My first day in treatment at Toronto General Hospital was nothing like what I expected: the days were shorter than at Credit Valley (8 hours a day vs 4-6); there were more patients but we were split up into ‘small groups’; there was more freedom around food choices and more opportunities to get involved with your food; and there were more opportunities for therapy. The only thing that I was actually right about going into this first day was that I was terrified. It was relieving to know that I wouldn’t be sharing the 1.5 hour group therapy with 12 other individuals trying to recover because we were able to allow ourselves the time to speak about what was on our mind. In groups of 5-8 (depending on how many patients were in the program), we would take the time to analyze our emotions and symptoms to build skills that would support our recovery. Not having to brief all of my emotional turmoil in a 30 second speech to 12 strangers, all of whom are waiting for their turn to share their emotional turmoil, removed a lot of the anxiety that comes with group therapy (for me). As well, TGH offered opportunities for you and your fellow co-patients and a member of TGH staff to go to a local restaurant, in order to help normalize eating in a restaurant and help to remove some of the fear attached to the experience. While I didn’t partake in this, I think it’s an amazing tool for so many in recovery that struggle to dine in restaurants or around other people. I had a few friends that benefited from this experience and actually found it enjoyable. I, however, worked with the dietitian to focus my time in treatment on cooking meals for myself and after 2 weeks in treatment, I made it my responsibility to prepare my own meals, forgoing the hospital meals offered to me as a patient. It allowed me to put the time and energy aside each day to prepare food for myself, something I’ve never been able to do. The final piece of the puzzle forming my recovery? Therapy. Lots and lots of therapy. Unfortunately, therapy is expensive. Thankfully, TGH is a research hospital and as a result, there are times when there are more opportunities for therapeutic resources alongside your treatment. I was lucky enough to be able to partake in Cognitive Processing Therapy to treat Post-Traumatic Stress Disorder. The combination of CPT with my eating disorder treatment allowed me to move past my trauma in order to move forward with my recovery. I still struggle with PTSD and I’ve learned how to cope so that my triggers don’t push me closer to my eating disorder.

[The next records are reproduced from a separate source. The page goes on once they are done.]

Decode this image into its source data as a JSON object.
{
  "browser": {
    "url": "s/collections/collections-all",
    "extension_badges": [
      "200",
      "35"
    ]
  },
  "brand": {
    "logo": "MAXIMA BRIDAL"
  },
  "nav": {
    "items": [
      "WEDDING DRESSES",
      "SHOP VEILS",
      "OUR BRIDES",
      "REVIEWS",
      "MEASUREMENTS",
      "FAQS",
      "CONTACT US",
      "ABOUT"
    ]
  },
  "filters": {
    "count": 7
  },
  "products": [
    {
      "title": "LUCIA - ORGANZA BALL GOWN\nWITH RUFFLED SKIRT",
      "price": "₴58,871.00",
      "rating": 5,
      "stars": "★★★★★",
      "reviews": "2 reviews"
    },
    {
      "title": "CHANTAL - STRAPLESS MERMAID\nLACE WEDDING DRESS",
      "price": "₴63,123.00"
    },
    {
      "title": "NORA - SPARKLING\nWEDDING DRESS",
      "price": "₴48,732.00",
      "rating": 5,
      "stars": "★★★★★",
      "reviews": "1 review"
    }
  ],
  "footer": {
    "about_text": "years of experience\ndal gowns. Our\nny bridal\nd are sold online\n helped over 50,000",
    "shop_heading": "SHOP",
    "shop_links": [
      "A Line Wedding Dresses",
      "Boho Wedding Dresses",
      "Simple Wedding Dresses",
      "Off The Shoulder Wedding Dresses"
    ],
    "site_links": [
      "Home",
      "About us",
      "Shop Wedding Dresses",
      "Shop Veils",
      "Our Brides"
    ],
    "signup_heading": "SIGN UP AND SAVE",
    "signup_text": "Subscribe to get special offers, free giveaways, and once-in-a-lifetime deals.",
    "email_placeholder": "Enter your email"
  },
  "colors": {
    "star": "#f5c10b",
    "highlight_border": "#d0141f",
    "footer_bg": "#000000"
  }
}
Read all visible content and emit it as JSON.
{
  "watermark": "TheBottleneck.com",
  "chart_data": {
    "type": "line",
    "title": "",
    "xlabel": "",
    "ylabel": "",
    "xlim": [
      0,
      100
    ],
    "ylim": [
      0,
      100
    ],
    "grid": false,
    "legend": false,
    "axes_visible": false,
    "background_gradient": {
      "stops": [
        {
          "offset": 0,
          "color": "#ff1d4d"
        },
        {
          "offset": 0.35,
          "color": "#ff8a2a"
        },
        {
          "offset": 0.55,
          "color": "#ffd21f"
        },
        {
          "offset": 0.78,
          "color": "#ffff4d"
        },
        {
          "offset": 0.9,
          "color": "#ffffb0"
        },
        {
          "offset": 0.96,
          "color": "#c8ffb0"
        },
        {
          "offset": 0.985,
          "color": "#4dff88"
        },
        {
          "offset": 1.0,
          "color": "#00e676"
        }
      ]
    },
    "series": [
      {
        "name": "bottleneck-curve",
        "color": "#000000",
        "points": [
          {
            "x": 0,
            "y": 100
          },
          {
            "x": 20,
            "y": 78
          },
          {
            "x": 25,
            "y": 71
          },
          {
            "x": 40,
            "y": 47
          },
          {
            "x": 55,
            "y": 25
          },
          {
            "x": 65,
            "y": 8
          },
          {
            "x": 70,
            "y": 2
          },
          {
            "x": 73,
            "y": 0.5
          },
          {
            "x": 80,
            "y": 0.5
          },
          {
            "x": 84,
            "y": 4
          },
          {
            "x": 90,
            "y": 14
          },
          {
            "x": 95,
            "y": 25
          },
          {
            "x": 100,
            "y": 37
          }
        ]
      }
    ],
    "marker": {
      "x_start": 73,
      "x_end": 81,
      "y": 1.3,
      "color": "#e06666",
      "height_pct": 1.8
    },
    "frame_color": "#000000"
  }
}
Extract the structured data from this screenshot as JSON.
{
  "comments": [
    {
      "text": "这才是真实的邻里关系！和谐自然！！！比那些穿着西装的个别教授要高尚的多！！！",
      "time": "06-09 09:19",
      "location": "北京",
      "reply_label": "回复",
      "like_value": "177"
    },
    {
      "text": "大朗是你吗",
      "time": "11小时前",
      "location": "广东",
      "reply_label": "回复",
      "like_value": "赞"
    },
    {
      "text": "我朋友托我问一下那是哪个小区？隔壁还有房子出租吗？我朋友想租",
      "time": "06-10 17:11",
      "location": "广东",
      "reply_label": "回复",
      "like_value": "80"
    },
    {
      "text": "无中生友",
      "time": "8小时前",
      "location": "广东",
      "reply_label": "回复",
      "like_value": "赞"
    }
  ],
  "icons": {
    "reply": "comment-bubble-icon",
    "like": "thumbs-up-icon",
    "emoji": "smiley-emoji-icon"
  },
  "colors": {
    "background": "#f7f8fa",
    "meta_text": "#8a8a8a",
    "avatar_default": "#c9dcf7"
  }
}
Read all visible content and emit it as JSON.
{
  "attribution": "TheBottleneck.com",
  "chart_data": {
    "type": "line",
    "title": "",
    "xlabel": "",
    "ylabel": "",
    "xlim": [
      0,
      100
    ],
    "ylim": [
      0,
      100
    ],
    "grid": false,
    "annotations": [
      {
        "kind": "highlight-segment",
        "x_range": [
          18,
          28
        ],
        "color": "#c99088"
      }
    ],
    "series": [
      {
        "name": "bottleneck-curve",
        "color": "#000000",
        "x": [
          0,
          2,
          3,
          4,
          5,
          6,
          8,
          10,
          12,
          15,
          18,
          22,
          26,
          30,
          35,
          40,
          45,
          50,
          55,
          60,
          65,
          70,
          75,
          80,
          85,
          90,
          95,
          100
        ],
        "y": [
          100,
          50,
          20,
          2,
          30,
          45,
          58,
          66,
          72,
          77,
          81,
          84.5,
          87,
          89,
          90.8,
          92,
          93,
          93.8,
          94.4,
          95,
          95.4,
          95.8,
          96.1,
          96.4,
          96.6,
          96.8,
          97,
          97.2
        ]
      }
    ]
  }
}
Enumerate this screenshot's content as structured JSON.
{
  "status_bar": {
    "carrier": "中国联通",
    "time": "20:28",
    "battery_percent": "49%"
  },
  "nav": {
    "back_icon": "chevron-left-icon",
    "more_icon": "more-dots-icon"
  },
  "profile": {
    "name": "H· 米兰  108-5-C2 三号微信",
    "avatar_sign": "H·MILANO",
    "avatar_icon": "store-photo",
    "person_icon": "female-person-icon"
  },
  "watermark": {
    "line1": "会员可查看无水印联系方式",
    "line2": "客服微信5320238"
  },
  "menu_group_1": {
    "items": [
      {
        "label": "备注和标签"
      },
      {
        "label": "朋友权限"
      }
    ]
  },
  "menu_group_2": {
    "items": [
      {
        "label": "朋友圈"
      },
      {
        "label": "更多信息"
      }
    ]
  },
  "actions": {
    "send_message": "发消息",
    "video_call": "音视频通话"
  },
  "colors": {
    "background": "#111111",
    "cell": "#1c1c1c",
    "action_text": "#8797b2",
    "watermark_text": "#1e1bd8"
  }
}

I’m so thankful for Toronto General Hospital. When I had my first appointment with the head of the program, I was terrified what would happen if they turned me away like Credit Valley had done. And if they turned me away? Well, I didn’t have any other option but TGH. It was TGH or nothing. Unlike CVH however, TGH and their team decided that my life was worth it. It didn’t matter that I had a prescription for cannabis – they saw the value in me and they saw my will to recover – and they gave me the next available spot in their program. I walked away from that first appointment with an admission date and all of my pre-treatment appointments dates in hand.
So here I am on the anniversary of my discharge, wondering what got me here and all I can think about is TGH. I’ve put in the work to get myself to this spot and TGH gave me a chance to see that I was worth that work. I wouldn’t be here without the amazing friends I met and the spectacular staff that I had the honour to work with. I wouldn’t be here if that one doctor hadn’t believed that I was worth saving. I wouldn’t be here to commit to another year of recovery.
What got me here? What got me through one of the hardest years of my life without my most common coping mechanism?
Toronto General Hospital and everyone I met there.
They got me here.
And damn, I am so happy to be here.